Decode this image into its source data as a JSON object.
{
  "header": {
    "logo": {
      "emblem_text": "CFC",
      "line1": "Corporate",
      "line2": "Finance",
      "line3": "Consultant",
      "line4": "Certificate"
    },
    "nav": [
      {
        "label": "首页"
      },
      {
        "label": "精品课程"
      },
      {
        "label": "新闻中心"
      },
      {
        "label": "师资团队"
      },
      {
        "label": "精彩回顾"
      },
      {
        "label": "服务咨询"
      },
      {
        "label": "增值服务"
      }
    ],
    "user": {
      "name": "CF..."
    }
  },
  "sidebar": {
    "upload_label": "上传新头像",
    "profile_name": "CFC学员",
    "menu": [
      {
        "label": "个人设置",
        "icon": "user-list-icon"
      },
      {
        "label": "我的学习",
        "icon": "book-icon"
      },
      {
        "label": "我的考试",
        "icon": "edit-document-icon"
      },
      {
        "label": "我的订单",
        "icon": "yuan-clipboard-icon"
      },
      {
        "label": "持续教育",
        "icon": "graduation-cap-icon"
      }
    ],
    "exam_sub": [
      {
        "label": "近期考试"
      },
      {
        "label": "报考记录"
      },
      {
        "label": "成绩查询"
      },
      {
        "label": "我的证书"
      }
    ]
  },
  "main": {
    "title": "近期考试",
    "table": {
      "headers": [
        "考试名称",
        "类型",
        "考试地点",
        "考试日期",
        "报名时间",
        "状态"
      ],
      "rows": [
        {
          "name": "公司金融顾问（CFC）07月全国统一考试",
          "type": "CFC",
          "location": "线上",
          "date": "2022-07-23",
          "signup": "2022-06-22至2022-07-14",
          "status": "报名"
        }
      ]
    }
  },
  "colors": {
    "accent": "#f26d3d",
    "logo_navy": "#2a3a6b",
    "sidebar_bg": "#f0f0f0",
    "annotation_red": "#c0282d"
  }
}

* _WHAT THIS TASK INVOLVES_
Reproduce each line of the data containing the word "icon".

* _ANSWER BOX_
        "icon": "user-list-icon"
        "icon": "book-icon"
        "icon": "edit-document-icon"
        "icon": "yuan-clipboard-icon"
        "icon": "graduation-cap-icon"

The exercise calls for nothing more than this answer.